U.S. Classification705/31
International ClassificationG06F17/22
Cooperative ClassificationG06Q40/123, G06Q40/02, G06F17/243

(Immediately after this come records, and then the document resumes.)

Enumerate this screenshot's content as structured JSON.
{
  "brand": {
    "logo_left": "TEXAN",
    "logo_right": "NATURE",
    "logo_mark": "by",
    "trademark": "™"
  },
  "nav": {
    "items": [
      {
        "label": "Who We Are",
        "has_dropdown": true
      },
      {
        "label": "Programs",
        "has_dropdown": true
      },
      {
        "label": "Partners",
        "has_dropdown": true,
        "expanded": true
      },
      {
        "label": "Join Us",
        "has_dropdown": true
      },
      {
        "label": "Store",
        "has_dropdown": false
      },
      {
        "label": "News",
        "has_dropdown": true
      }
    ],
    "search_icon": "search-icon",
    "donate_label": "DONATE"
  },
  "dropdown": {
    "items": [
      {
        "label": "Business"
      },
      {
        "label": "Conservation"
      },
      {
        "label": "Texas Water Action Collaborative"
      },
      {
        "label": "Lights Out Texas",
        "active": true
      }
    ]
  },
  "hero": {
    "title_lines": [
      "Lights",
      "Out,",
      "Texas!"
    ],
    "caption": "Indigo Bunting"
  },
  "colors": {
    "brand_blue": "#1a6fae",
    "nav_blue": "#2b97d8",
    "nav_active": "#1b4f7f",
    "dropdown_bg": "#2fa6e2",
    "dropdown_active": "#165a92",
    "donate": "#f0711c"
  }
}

European ClassificationG06Q40/02, G06Q40/103, G06F17/24F